[Data about app and page elements]
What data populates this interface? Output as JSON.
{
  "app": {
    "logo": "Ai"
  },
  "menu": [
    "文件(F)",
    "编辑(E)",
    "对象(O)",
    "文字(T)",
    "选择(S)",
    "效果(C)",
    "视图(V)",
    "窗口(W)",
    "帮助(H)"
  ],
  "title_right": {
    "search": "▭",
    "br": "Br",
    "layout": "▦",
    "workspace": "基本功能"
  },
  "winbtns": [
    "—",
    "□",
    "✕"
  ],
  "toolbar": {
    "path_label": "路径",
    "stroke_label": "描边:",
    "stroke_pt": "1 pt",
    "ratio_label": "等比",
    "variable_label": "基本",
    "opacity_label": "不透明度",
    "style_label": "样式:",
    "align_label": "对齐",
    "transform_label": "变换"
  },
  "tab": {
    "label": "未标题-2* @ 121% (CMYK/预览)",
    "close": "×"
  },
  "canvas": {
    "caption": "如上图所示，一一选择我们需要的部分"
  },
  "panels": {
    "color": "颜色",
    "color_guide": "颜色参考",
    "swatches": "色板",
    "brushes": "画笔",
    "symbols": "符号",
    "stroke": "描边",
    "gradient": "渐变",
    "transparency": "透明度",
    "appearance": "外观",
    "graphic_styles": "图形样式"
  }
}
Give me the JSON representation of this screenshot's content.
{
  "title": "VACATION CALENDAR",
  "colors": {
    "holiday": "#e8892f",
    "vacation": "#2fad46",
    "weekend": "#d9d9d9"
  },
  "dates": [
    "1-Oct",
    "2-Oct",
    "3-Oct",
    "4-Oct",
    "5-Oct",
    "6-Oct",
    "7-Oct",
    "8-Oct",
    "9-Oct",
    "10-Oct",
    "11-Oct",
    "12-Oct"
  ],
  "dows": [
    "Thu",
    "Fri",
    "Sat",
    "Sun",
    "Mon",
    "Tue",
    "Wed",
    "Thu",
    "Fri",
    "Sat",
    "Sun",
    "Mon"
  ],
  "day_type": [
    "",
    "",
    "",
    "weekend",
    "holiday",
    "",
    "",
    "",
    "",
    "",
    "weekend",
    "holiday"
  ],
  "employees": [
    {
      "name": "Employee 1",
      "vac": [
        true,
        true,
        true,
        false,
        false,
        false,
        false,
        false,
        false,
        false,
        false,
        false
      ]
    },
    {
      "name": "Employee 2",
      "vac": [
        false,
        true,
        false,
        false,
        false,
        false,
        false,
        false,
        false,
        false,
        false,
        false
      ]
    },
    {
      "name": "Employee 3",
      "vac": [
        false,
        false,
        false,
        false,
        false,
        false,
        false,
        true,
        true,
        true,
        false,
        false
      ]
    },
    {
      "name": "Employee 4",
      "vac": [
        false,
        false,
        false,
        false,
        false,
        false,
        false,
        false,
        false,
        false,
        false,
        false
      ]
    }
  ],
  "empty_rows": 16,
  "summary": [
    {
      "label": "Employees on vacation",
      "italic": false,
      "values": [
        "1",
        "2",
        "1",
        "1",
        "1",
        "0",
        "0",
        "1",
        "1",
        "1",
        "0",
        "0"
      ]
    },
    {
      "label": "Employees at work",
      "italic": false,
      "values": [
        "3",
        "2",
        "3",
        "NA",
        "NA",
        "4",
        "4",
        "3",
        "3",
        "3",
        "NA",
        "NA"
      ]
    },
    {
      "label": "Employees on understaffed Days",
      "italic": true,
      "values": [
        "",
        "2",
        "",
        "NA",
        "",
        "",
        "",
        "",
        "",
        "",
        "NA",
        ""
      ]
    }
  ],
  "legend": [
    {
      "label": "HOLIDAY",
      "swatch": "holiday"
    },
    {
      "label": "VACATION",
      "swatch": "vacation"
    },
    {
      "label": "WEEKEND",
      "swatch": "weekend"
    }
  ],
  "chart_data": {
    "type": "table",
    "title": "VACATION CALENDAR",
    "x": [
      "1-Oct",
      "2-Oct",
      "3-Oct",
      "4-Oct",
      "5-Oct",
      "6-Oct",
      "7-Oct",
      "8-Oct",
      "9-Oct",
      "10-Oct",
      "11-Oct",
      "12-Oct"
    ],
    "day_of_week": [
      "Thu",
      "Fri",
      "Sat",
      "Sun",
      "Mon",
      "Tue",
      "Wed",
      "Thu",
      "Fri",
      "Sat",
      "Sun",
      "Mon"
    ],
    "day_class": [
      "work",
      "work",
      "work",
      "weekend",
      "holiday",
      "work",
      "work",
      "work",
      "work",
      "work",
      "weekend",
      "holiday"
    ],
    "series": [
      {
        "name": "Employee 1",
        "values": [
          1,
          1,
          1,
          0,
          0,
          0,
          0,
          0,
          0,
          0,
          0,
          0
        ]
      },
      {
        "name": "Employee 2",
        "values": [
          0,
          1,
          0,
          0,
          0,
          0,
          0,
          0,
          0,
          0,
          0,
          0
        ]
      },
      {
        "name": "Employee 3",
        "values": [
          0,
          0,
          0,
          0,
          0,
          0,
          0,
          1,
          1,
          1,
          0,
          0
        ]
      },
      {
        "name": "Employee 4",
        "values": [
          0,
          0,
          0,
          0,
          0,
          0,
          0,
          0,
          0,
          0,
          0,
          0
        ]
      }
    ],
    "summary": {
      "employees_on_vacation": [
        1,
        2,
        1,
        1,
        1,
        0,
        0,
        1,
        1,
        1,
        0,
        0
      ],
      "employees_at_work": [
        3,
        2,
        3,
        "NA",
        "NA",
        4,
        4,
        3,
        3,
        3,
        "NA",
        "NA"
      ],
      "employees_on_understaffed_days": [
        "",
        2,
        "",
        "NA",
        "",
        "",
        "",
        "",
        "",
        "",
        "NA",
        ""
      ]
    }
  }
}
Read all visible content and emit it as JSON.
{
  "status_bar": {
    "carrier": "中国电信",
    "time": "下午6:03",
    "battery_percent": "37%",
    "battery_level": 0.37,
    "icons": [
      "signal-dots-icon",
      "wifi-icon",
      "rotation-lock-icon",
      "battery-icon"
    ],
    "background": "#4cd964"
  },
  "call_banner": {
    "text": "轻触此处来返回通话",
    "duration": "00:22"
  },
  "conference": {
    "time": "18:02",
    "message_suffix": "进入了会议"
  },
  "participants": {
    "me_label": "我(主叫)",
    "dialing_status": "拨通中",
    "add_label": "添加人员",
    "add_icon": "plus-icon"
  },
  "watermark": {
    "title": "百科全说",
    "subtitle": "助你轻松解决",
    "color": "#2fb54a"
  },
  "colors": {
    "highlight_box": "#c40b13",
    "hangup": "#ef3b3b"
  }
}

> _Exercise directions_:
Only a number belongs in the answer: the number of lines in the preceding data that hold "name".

> _Written answer_:
8